Excerpt from The Wall Street Transcript's 6/12/06 interview with Renaissance Capital money manager Linda Killian:
Ms. Killian: One of the areas that we like a lot, which is kind of a new sector, is medical technology. We have two holdings in this area, NightHawk Radiology Holdings (NHWK) is a company that does remote readings of radiology. So if you go into a hospital and you have an X-ray or an MRI, instead of having to wait 24 hours for the radiologist to look at your sonogram or your MRI, this is done remotely by Board certified physicians who will then analyze your charts and send that analysis back immediately to the hospital. Hospitals like it because they don't have to have a lot of radiologists on staff; they can have one or two supervisory radiologists, but they can get very fast, high quality service.
Visicu (EICU) is an innovative company founded by intensive care physicians at Johns Hopkins University who, realizing that there are shortages of trained ICU staff throughout the US, wanted to automate and improve patient care in intensive care units. They were able to do this with centralized intensive care analytic units that use intelligence to monitor patients and thus, the supervising doctors and nurses are able to monitor these seriously ill patients on a 24/7 basis much more closely than if they were physically making rounds because there is not one second when a patient's body temperature, activities, and blood pressure are not being monitored.
TWST: There have been quite a lot of healthcare IPOs this year. Is this a growing trend?
Ms. Killian: I'm not sure that it is increasing right now. The trends in health care today reflect different underlying characteristics than they did 10 years ago. Back in the 1990s, the number of biotechs was driven by breakthroughs in genomics and the speculation about significant new drug discoveries. However, that initial excitement has not come to fruition. While we have not seen a whole lot of successful little biotechs come forward, there is a lot of money in venture capital that has been devoted over the past 10 years to biotechnology and small pharmaceutical company development. The trend now is for these venture-backed small pharmas to acquire late stage drugs so that they will be able to deliver a near-term revenue stream. Some of these companies have research pipelines with novel drug candidates; some don't. Virtually every biotech deal that comes to market is part of a venture portfolio.
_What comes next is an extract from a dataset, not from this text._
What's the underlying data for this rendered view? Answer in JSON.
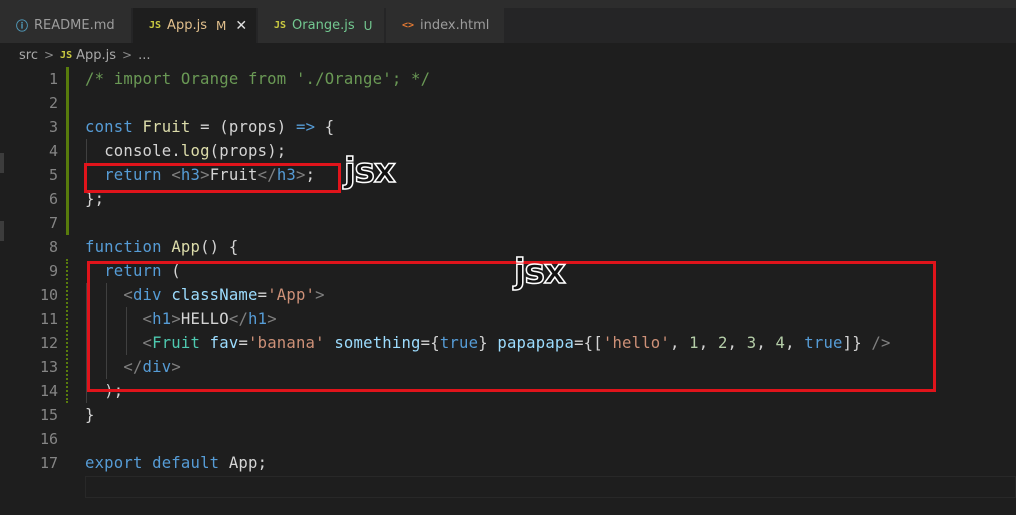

It has, quite honestly, been a very mixed bag of companies and they're hard to assess because so much of their future value is going to play out in how well they do in the late stage clinical trials. Experience over the years has shown us that the results of the larger Phase III trials can be dramatically different from Phase I or Phase II trials. But I would say that right now, we're not seeing more or less than we saw last year; it is about the same.
Investors have gotten smarter about small pharmaceutical companies and biotechs ' they want good science, experienced management and a reasonably sized market opportunity. Most biotech investors own a portfolio of stocks, knowing that only one or two of them will commercialize a significant drug. It's not surprising that the biotechs are well represented in the list of worst performing IPOs. The overall second worst IPO performer over the last 12 months was CryoCor (OTCPK:CRYO), which is involved in developing a new system to treat chronic atrial fibrillation. Another one was Avalon Pharmaceuticals (AVRX), which is looking for new leukemia and lymphoma treatments.